Task prompt
One number is all that is asked for: the number of lines below that hold the string "into".
======== Study material
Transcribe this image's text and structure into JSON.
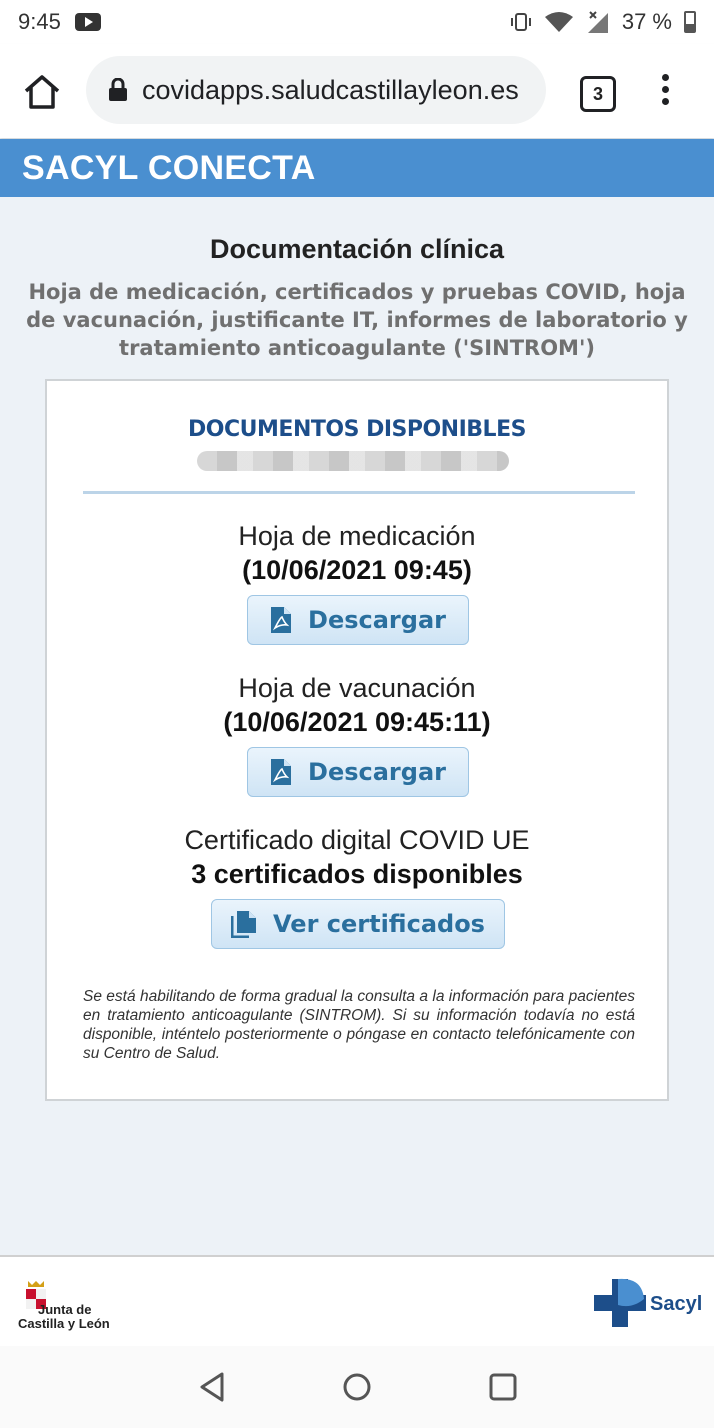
{
  "status_bar": {
    "time": "9:45",
    "battery": "37 %"
  },
  "browser": {
    "url": "covidapps.saludcastillayleon.es",
    "tab_count": "3"
  },
  "header": {
    "title": "SACYL CONECTA"
  },
  "page": {
    "title": "Documentación clínica",
    "subtitle": "Hoja de medicación, certificados y pruebas COVID, hoja de vacunación, justificante IT, informes de laboratorio y tratamiento anticoagulante ('SINTROM')"
  },
  "card": {
    "heading": "DOCUMENTOS DISPONIBLES",
    "items": [
      {
        "title": "Hoja de medicación",
        "detail": "(10/06/2021 09:45)",
        "button": "Descargar"
      },
      {
        "title": "Hoja de vacunación",
        "detail": "(10/06/2021 09:45:11)",
        "button": "Descargar"
      },
      {
        "title": "Certificado digital COVID UE",
        "detail": "3 certificados disponibles",
        "button": "Ver certificados"
      }
    ],
    "note": "Se está habilitando de forma gradual la consulta a la información para pacientes en tratamiento anticoagulante (SINTROM). Si su información todavía no está disponible, inténtelo posteriormente o póngase en contacto telefónicamente con su Centro de Salud."
  },
  "footer": {
    "left_logo": [
      "Junta de",
      "Castilla y León"
    ],
    "right_logo": "Sacyl"
  },
  "colors": {
    "header": "#4a8fd0",
    "heading": "#1d4e8a",
    "button_text": "#2a6f9e"
  }
}
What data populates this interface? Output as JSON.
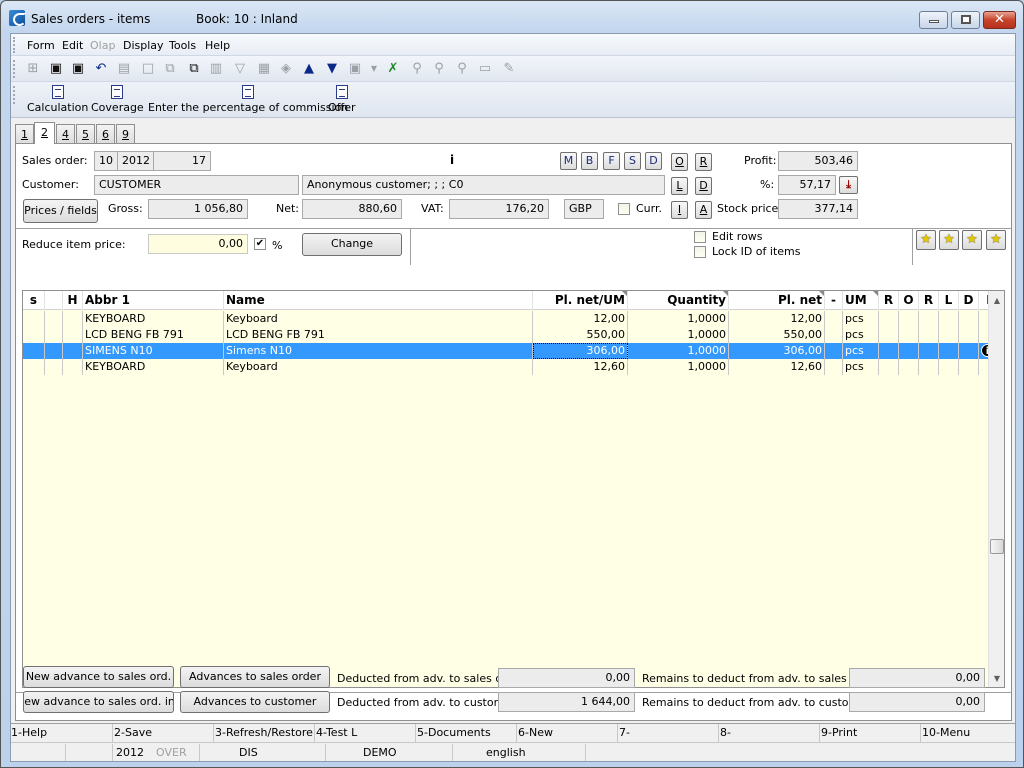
{
  "window": {
    "title": "Sales orders - items",
    "subtitle": "Book: 10 : Inland",
    "minimize_glyph": "—",
    "maximize_glyph": "▭",
    "close_glyph": "✕"
  },
  "menu": {
    "items": [
      "Form",
      "Edit",
      "Olap",
      "Display",
      "Tools",
      "Help"
    ]
  },
  "toolbar": {
    "icons": [
      "tree-icon",
      "save-icon",
      "save-as-icon",
      "undo-icon",
      "open-folder-icon",
      "new-document-icon",
      "copy-icon",
      "paste-icon",
      "book-icon",
      "filter-icon",
      "filter-list-icon",
      "print-preview-icon",
      "arrow-up-icon",
      "arrow-down-icon",
      "export-icon",
      "dropdown-icon",
      "excel-export-icon",
      "find-icon",
      "find-next-icon",
      "find-previous-icon",
      "image-icon",
      "edit-note-icon"
    ]
  },
  "toolbar2": {
    "buttons": [
      "Calculation",
      "Coverage",
      "Enter the percentage of commission",
      "Offer"
    ]
  },
  "tabs": [
    "1",
    "2",
    "4",
    "5",
    "6",
    "9"
  ],
  "active_tab": "2",
  "header": {
    "sales_order_label": "Sales order:",
    "sales_order_book": "10",
    "sales_order_year": "2012",
    "sales_order_number": "17",
    "info_marker": "i",
    "customer_label": "Customer:",
    "customer_code": "CUSTOMER",
    "customer_name": "Anonymous customer; ; ; C0",
    "prices_fields_button": "Prices / fields",
    "gross_label": "Gross:",
    "gross_value": "1 056,80",
    "net_label": "Net:",
    "net_value": "880,60",
    "vat_label": "VAT:",
    "vat_value": "176,20",
    "currency": "GBP",
    "curr_label": "Curr.",
    "curr_checked": false,
    "mbfsd_buttons": [
      "M",
      "B",
      "F",
      "S",
      "D"
    ],
    "side_buttons": [
      "O",
      "R",
      "L",
      "D",
      "I",
      "A"
    ],
    "profit_label": "Profit:",
    "profit_value": "503,46",
    "percent_label": "%:",
    "percent_value": "57,17",
    "stock_price_label": "Stock price:",
    "stock_price_value": "377,14"
  },
  "reduce": {
    "label": "Reduce item price:",
    "value": "0,00",
    "percent_checked": true,
    "percent_label": "%",
    "change_button": "Change",
    "check_mark": "✔"
  },
  "options": {
    "edit_rows_label": "Edit rows",
    "edit_rows_checked": false,
    "lock_id_label": "Lock ID of items",
    "lock_id_checked": false
  },
  "grid": {
    "columns": [
      "s",
      "",
      "H",
      "Abbr 1",
      "Name",
      "Pl. net/UM",
      "Quantity",
      "Pl. net",
      "-",
      "UM",
      "R",
      "O",
      "R",
      "L",
      "D",
      "I"
    ],
    "rows": [
      {
        "abbr": "KEYBOARD",
        "name": "Keyboard",
        "price_um": "12,00",
        "quantity": "1,0000",
        "price_net": "12,00",
        "um": "pcs",
        "info": ""
      },
      {
        "abbr": "LCD BENG FB 791",
        "name": "LCD BENG FB 791",
        "price_um": "550,00",
        "quantity": "1,0000",
        "price_net": "550,00",
        "um": "pcs",
        "info": ""
      },
      {
        "abbr": "SIMENS N10",
        "name": "Simens N10",
        "price_um": "306,00",
        "quantity": "1,0000",
        "price_net": "306,00",
        "um": "pcs",
        "info": "i"
      },
      {
        "abbr": "KEYBOARD",
        "name": "Keyboard",
        "price_um": "12,60",
        "quantity": "1,0000",
        "price_net": "12,60",
        "um": "pcs",
        "info": ""
      }
    ],
    "selected_row": 2,
    "scroll_up": "▲",
    "scroll_down": "▼"
  },
  "advances": {
    "new_advance_button": "New advance to sales ord.",
    "new_advance_percent_button": "New advance to sales ord. in %",
    "advances_to_order_button": "Advances to sales order",
    "advances_to_customer_button": "Advances to customer",
    "deducted_order_label": "Deducted from adv. to sales ord.:",
    "deducted_order_value": "0,00",
    "deducted_customer_label": "Deducted from adv. to customer:",
    "deducted_customer_value": "1 644,00",
    "remains_order_label": "Remains to deduct from adv. to sales order:",
    "remains_order_value": "0,00",
    "remains_customer_label": "Remains to deduct from adv. to customer:",
    "remains_customer_value": "0,00"
  },
  "fkeys": [
    "1-Help",
    "2-Save",
    "3-Refresh/Restore",
    "4-Test L",
    "5-Documents",
    "6-New",
    "7-",
    "8-",
    "9-Print",
    "10-Menu"
  ],
  "status": {
    "year": "2012",
    "over": "OVER",
    "mode": "DIS",
    "database": "DEMO",
    "language": "english"
  }
}
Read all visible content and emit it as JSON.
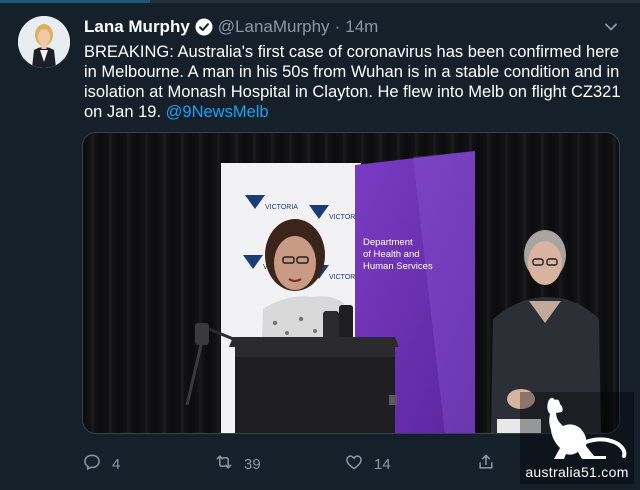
{
  "tweet": {
    "display_name": "Lana Murphy",
    "handle": "@LanaMurphy",
    "separator": "·",
    "timestamp": "14m",
    "text": "BREAKING: Australia's first case of coronavirus has been confirmed here in Melbourne. A man in his 50s from Wuhan is in a stable condition and in isolation at Monash Hospital in Clayton. He flew into Melb on flight CZ321 on Jan 19.",
    "mention": "@9NewsMelb"
  },
  "media": {
    "banner_left_text": "VICTORIA",
    "banner_right_lines": [
      "Department",
      "of Health and",
      "Human Services"
    ]
  },
  "actions": {
    "reply_count": "4",
    "retweet_count": "39",
    "like_count": "14"
  },
  "watermark": {
    "text": "australia51.com"
  },
  "colors": {
    "background": "#15202b",
    "accent": "#1da1f2",
    "muted": "#8899a6",
    "banner_purple": "#6a2fb0"
  },
  "icons": [
    "verified-badge-icon",
    "chevron-down-icon",
    "reply-icon",
    "retweet-icon",
    "like-icon",
    "share-icon",
    "kangaroo-icon"
  ]
}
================
Solution to this exercise
2